Last night’s lunar eclipse occasioned a flurry of web traffic about how to set your camera to expose it correctly. I got to thinking – not always a good thing – about the problem, and the more I thought about it the harder it seemed.
Let’s assume that you’re making an image and you know the moon is the brightest thing in the field. Let’s make the further assumption that the moon is not large in the framed image; it’s only a component of the overall scene.
If you like to use your camera’s exposure meter – I don’t – you could set it to spot mode, meter the moon, and place it on Zone VII or (if you’re feeling lucky) VIII by opening up two or three stops from your meter reading. There’s a problem with this approach. Do you know that your camera’s spotmeter is taking its reading entirely from the moon, and not averaging in parts of the sky? If it is, it will think the moon is dimmer than it is, and you’re likely to have blown highlights in the final image.

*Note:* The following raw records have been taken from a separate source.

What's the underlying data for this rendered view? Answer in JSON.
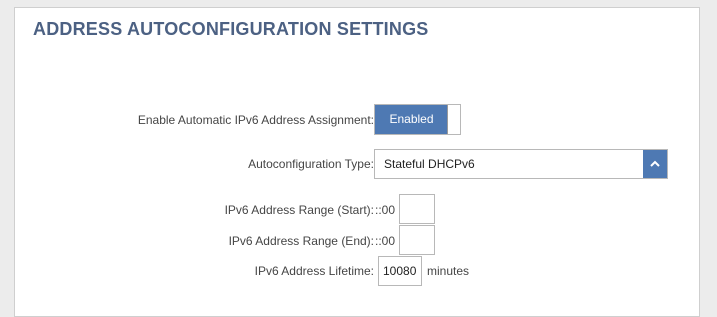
{
  "section": {
    "title": "ADDRESS AUTOCONFIGURATION SETTINGS"
  },
  "enable_auto_assignment": {
    "label": "Enable Automatic IPv6 Address Assignment:",
    "state": "Enabled"
  },
  "autoconfig_type": {
    "label": "Autoconfiguration Type:",
    "value": "Stateful DHCPv6",
    "button_icon": "chevron-up-icon"
  },
  "range_start": {
    "label": "IPv6 Address Range (Start):",
    "prefix": "::00",
    "value": ""
  },
  "range_end": {
    "label": "IPv6 Address Range (End):",
    "prefix": "::00",
    "value": ""
  },
  "lifetime": {
    "label": "IPv6 Address Lifetime:",
    "value": "10080",
    "unit": "minutes"
  },
  "colors": {
    "title": "#4c6183",
    "accent": "#4e79b3"
  }
}
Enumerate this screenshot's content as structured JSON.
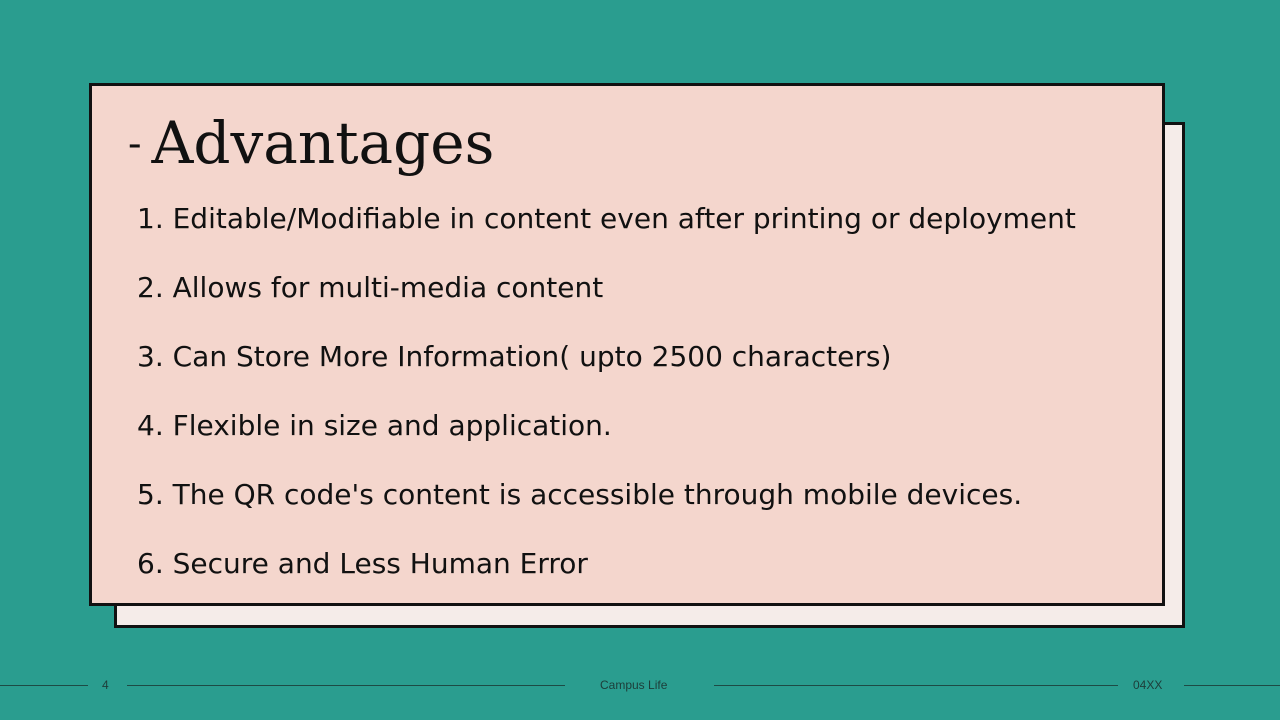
{
  "slide": {
    "title_dash": "-",
    "title": "Advantages",
    "items": [
      "1. Editable/Modifiable in content even after printing or deployment",
      "2. Allows for multi-media content",
      "3. Can Store More Information( upto 2500 characters)",
      "4. Flexible in size and application.",
      "5. The QR code's content is accessible through mobile devices.",
      "6. Secure and Less Human Error"
    ]
  },
  "footer": {
    "page_number": "4",
    "center_text": "Campus Life",
    "right_text": "04XX"
  },
  "colors": {
    "background": "#2a9d8f",
    "front_card": "#f4d6cd",
    "back_card": "#f5ece9",
    "border": "#111111"
  }
}
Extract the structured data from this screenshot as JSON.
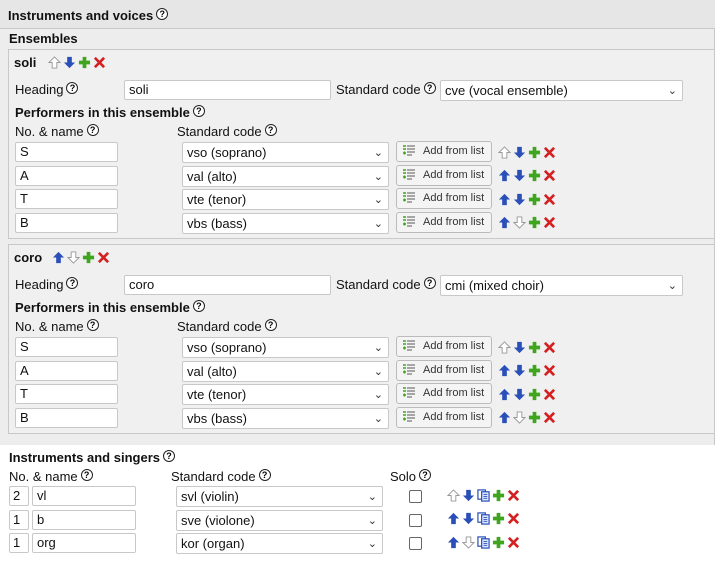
{
  "title": "Instruments and voices",
  "ensembles_label": "Ensembles",
  "help_glyph": "?",
  "ensembles": [
    {
      "name": "soli",
      "heading_label": "Heading",
      "heading_value": "soli",
      "std_code_label": "Standard code",
      "std_code_value": "cve (vocal ensemble)",
      "performers_label": "Performers in this ensemble",
      "col_name": "No. & name",
      "col_code": "Standard code",
      "performers": [
        {
          "name": "S",
          "code": "vso (soprano)",
          "add_label": "Add from list"
        },
        {
          "name": "A",
          "code": "val (alto)",
          "add_label": "Add from list"
        },
        {
          "name": "T",
          "code": "vte (tenor)",
          "add_label": "Add from list"
        },
        {
          "name": "B",
          "code": "vbs (bass)",
          "add_label": "Add from list"
        }
      ]
    },
    {
      "name": "coro",
      "heading_label": "Heading",
      "heading_value": "coro",
      "std_code_label": "Standard code",
      "std_code_value": "cmi (mixed choir)",
      "performers_label": "Performers in this ensemble",
      "col_name": "No. & name",
      "col_code": "Standard code",
      "performers": [
        {
          "name": "S",
          "code": "vso (soprano)",
          "add_label": "Add from list"
        },
        {
          "name": "A",
          "code": "val (alto)",
          "add_label": "Add from list"
        },
        {
          "name": "T",
          "code": "vte (tenor)",
          "add_label": "Add from list"
        },
        {
          "name": "B",
          "code": "vbs (bass)",
          "add_label": "Add from list"
        }
      ]
    }
  ],
  "instruments": {
    "label": "Instruments and singers",
    "col_name": "No. & name",
    "col_code": "Standard code",
    "col_solo": "Solo",
    "rows": [
      {
        "num": "2",
        "name": "vl",
        "code": "svl (violin)",
        "solo": false
      },
      {
        "num": "1",
        "name": "b",
        "code": "sve (violone)",
        "solo": false
      },
      {
        "num": "1",
        "name": "org",
        "code": "kor (organ)",
        "solo": false
      }
    ]
  },
  "colors": {
    "panel": "#ededed",
    "border": "#c8c8c8",
    "arrow_blue": "#2a4fb8",
    "plus_green": "#3fa51f",
    "delete_red": "#d42020"
  }
}
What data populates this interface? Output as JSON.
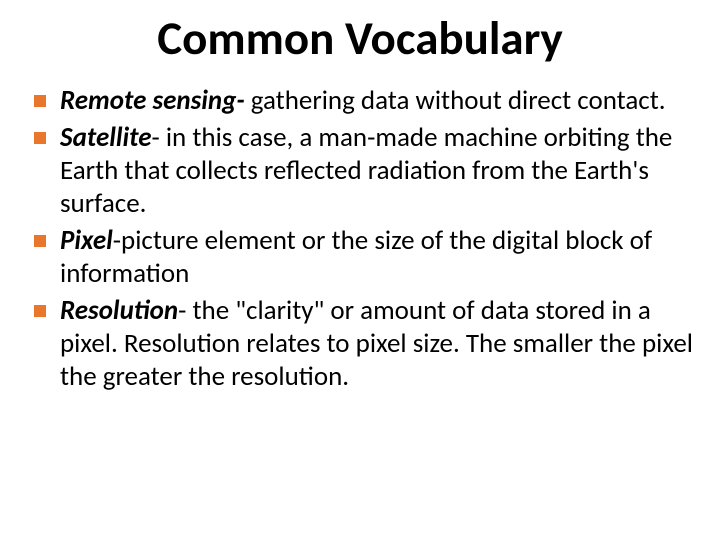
{
  "title": "Common Vocabulary",
  "bullets": [
    {
      "term": "Remote sensing- ",
      "def": "gathering data without direct contact."
    },
    {
      "term": "Satellite",
      "def": "- in this case, a man-made machine orbiting the Earth that collects reflected radiation from the Earth's surface."
    },
    {
      "term": "Pixel",
      "def": "-picture element or the size of the digital block of information"
    },
    {
      "term": "Resolution",
      "def": "- the \"clarity\" or amount of data stored in a pixel. Resolution relates to pixel size. The smaller the pixel the greater the resolution."
    }
  ]
}
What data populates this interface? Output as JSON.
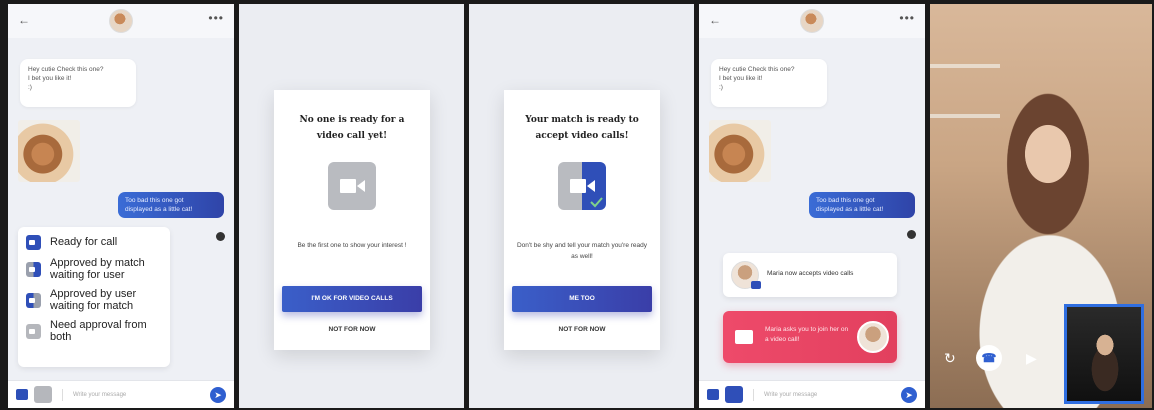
{
  "colors": {
    "accent": "#2f4fb8",
    "pink": "#e94563",
    "grey": "#b5b7bc",
    "bg": "#eef0f5"
  },
  "chat": {
    "incoming_text": "Hey cutie Check this one?\nI bet you like it!\n:)",
    "outgoing_text": "Too bad this one got\ndisplayed as a little cat!",
    "input_placeholder": "Write your message"
  },
  "legend": [
    {
      "label": "Ready for call",
      "icon": "video-ready-icon"
    },
    {
      "label": "Approved by match waiting for user",
      "icon": "video-approved-match-icon"
    },
    {
      "label": "Approved by user waiting for match",
      "icon": "video-approved-user-icon"
    },
    {
      "label": "Need approval from both",
      "icon": "video-need-approval-icon"
    }
  ],
  "dialog_not_ready": {
    "title": "No one is ready for a video call yet!",
    "subtitle": "Be the first one to show your interest !",
    "cta": "I'M OK FOR VIDEO CALLS",
    "secondary": "NOT FOR NOW"
  },
  "dialog_ready": {
    "title": "Your match is ready to accept video calls!",
    "subtitle": "Don't be shy and tell your match you're ready as well!",
    "cta": "ME TOO",
    "secondary": "NOT FOR NOW"
  },
  "notifications": {
    "accepts": "Maria now accepts video calls",
    "invite": "Maria asks you to join her on a video call!"
  },
  "video_call": {
    "controls": [
      "switch-camera-icon",
      "hang-up-icon",
      "video-off-icon"
    ]
  }
}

It’s actually worse than that; the light from the edges of the moon is dimmer than the light from the center, since the sunlight hits the edges at an angle, so maybe you should only open up a stop or two.
If you’re a fundamentalist photographer, you’ll note that the moon is a gray rock lit by the sun, and therefore, to place it on Zone V, or turn it into a middle gray, you’ll use the “Sunny 16” rule and set the f-stop to f/16 and the shutter speed to one over the ISO setting. Shooting digital, you don’t want a gray moon, you want an ETTR moon, so open up two, or, if you’re still feeling lucky, 3 stops. This is a pretty conservative way to go, since the moon’s reflectivity, at 12%, is less than an 18% gray card. This is the calculation that Ansel Adams famously muffed in exposing the negative of Moonrise, Hernandez, New Mexico. He did make a nice save, though.
The fundamentalist approach is useless during an eclipse, since you won’t know how bright the light falling on the moon is.
If, like me, you like to use the in-camera histogram, you could just make an exposure and look. If you’ve calibrated your camera’s settings using some variant of UniWB, the in-camera histo is a pretty good stand-in for the real raw histogram, and if you haven’t, you won’t blow the highlights, but you will probably not get a real ETTR exposure. However, there’s a fly in the ointment; the in-camera histogram is derived from the JPEG preview image, which is subsampled from the full-resolution sensor image. Unless the moon is reasonably large in the image, the subsampled JPEG is likely to omit the brightest pixel in the raw file. Even if it’s there, can you see one blown pixel on your camera’s histogram?
As far as I know, there’s no easy in-camera solution to getting a perfectly ETTR’d capture under the circumstances I’ve outlined here. You’ve got two choices: back off the estimated ETTR setting (probably the best move if you’re not fanatical about ETTR), or make a test image and look at the raw file (shooting tethered is a special case of this). A lunar eclipse takes long enough that that’s a viable option.
Or maybe you could slap on a long lens, make a test image, look at the in-camera histogram, and put your shorter lens back on the camera. Assuming similar T-factors in the lenses, that should work fine.
This may be a good example of analysis paralysis.